=== GIVEN INFORMATION ===

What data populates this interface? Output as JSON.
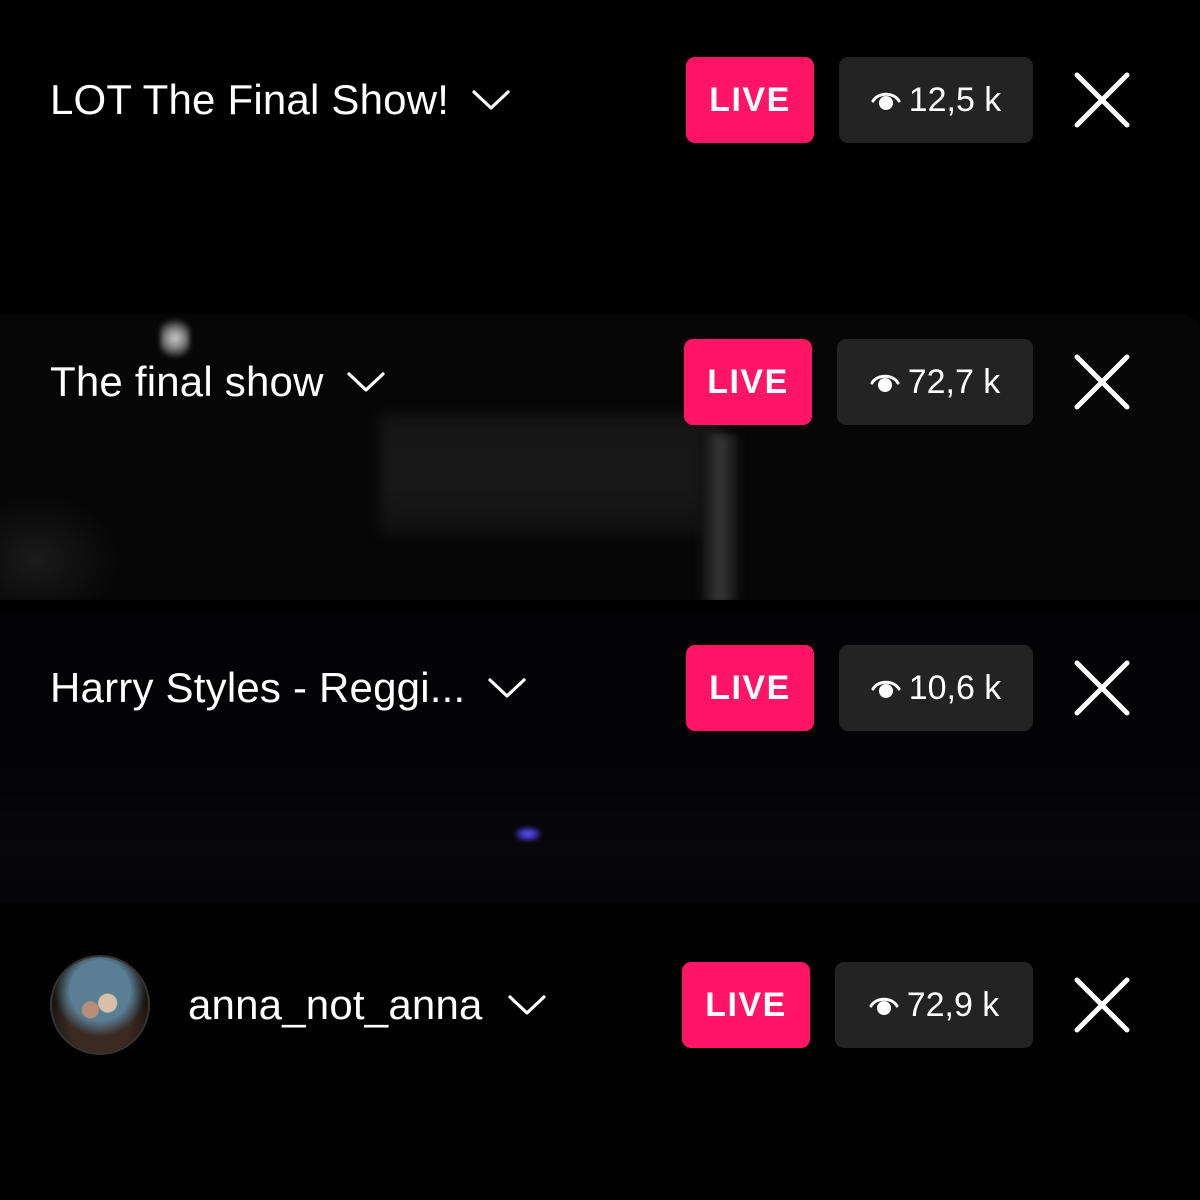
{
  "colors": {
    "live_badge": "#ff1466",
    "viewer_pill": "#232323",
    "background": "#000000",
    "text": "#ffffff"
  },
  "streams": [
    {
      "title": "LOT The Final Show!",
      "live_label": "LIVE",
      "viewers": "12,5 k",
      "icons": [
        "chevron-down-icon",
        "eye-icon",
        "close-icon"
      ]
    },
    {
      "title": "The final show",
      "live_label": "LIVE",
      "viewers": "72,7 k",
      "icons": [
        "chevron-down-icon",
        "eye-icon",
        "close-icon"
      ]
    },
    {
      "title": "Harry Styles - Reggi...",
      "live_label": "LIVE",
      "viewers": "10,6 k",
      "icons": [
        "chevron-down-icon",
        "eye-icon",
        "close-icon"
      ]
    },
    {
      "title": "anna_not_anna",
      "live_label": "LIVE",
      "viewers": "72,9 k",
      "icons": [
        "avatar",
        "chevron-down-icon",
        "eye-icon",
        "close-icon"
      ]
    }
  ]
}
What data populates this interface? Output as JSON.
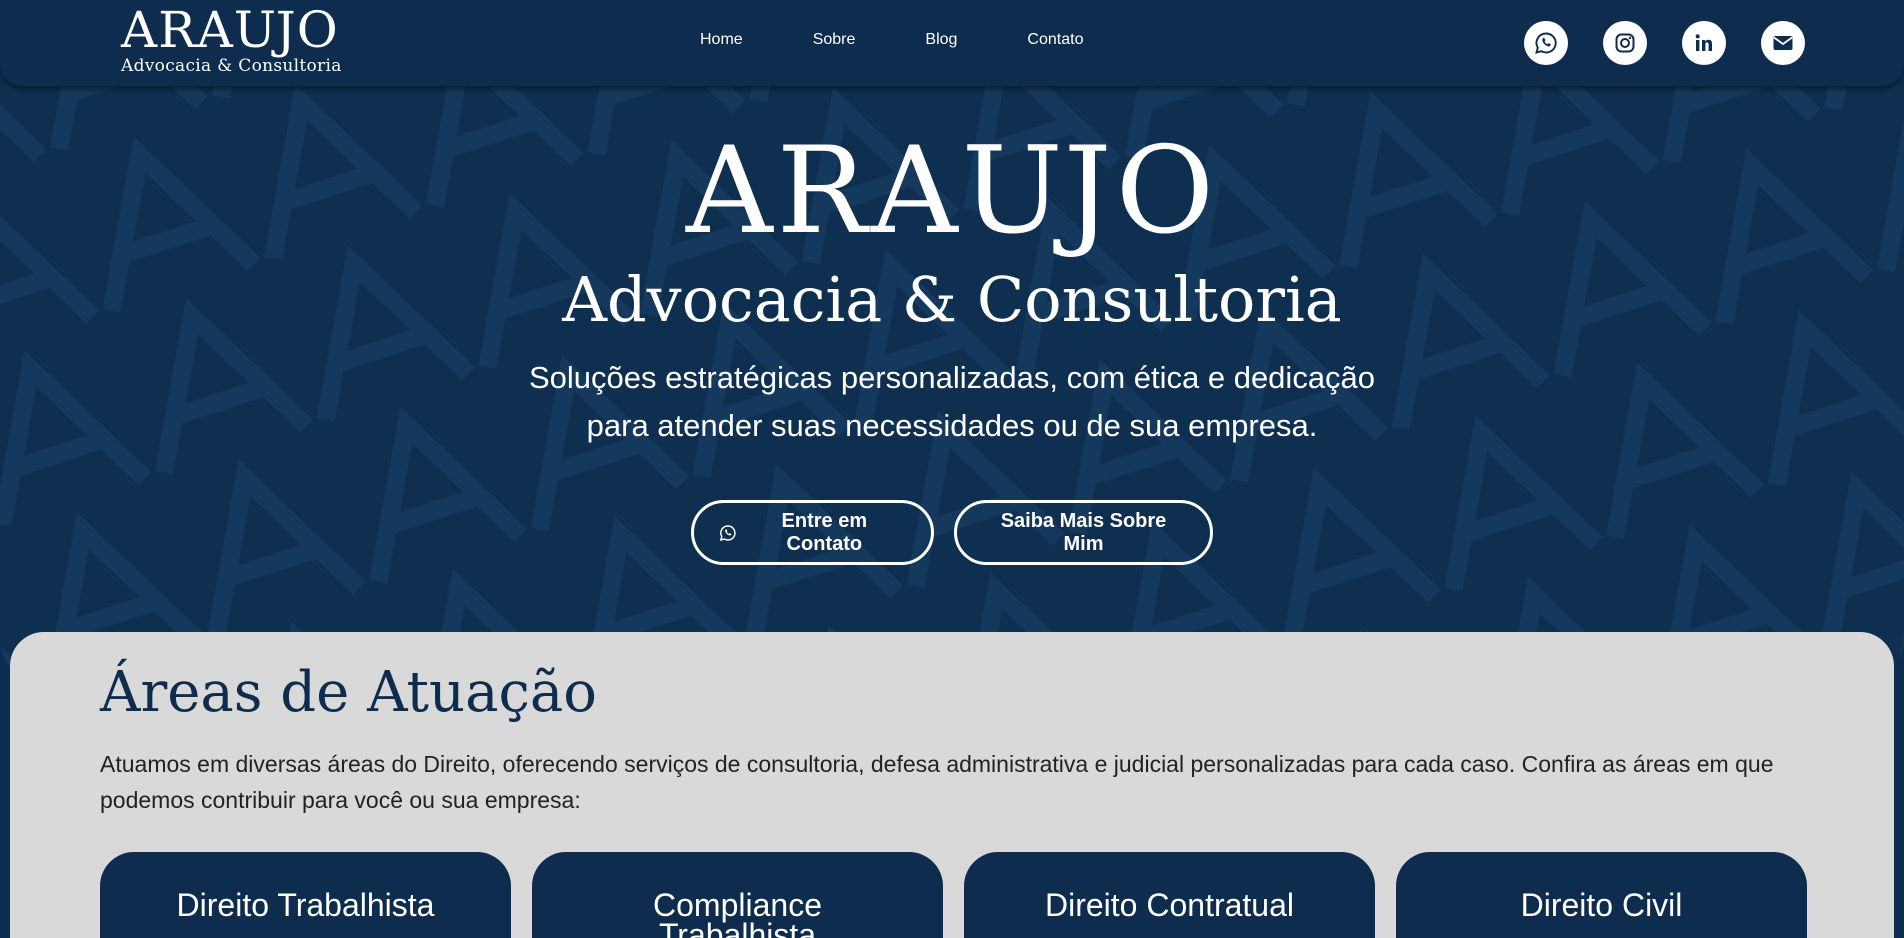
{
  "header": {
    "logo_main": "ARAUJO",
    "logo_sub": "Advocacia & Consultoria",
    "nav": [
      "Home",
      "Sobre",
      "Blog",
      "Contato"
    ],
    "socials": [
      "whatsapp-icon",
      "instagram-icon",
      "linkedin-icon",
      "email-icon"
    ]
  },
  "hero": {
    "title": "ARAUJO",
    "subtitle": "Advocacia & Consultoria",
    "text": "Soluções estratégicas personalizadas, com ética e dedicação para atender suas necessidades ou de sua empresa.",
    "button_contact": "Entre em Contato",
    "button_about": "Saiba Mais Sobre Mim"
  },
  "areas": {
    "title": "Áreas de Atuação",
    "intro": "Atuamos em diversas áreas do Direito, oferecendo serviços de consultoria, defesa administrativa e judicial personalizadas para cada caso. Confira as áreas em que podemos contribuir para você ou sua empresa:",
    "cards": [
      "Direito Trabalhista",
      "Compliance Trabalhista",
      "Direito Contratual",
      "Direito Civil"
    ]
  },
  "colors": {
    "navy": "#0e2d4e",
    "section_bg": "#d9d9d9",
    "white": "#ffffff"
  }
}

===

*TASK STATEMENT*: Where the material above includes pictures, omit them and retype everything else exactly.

*ANSWER TO THE PROBLEM*:
What data populates this interface? Output as JSON.
{
  "colors": {
    "live_badge": "#ff1466",
    "viewer_pill": "#232323",
    "background": "#000000",
    "text": "#ffffff"
  },
  "streams": [
    {
      "title": "LOT The Final Show!",
      "live_label": "LIVE",
      "viewers": "12,5 k",
      "icons": [
        "chevron-down-icon",
        "eye-icon",
        "close-icon"
      ]
    },
    {
      "title": "The final show",
      "live_label": "LIVE",
      "viewers": "72,7 k",
      "icons": [
        "chevron-down-icon",
        "eye-icon",
        "close-icon"
      ]
    },
    {
      "title": "Harry Styles - Reggi...",
      "live_label": "LIVE",
      "viewers": "10,6 k",
      "icons": [
        "chevron-down-icon",
        "eye-icon",
        "close-icon"
      ]
    },
    {
      "title": "anna_not_anna",
      "live_label": "LIVE",
      "viewers": "72,9 k",
      "icons": [
        "avatar",
        "chevron-down-icon",
        "eye-icon",
        "close-icon"
      ]
    }
  ]
}
What data populates this interface? Output as JSON.
{
  "header": {
    "logo_main": "ARAUJO",
    "logo_sub": "Advocacia & Consultoria",
    "nav": [
      "Home",
      "Sobre",
      "Blog",
      "Contato"
    ],
    "socials": [
      "whatsapp-icon",
      "instagram-icon",
      "linkedin-icon",
      "email-icon"
    ]
  },
  "hero": {
    "title": "ARAUJO",
    "subtitle": "Advocacia & Consultoria",
    "text": "Soluções estratégicas personalizadas, com ética e dedicação para atender suas necessidades ou de sua empresa.",
    "button_contact": "Entre em Contato",
    "button_about": "Saiba Mais Sobre Mim"
  },
  "areas": {
    "title": "Áreas de Atuação",
    "intro": "Atuamos em diversas áreas do Direito, oferecendo serviços de consultoria, defesa administrativa e judicial personalizadas para cada caso. Confira as áreas em que podemos contribuir para você ou sua empresa:",
    "cards": [
      "Direito Trabalhista",
      "Compliance Trabalhista",
      "Direito Contratual",
      "Direito Civil"
    ]
  },
  "colors": {
    "navy": "#0e2d4e",
    "section_bg": "#d9d9d9",
    "white": "#ffffff"
  }
}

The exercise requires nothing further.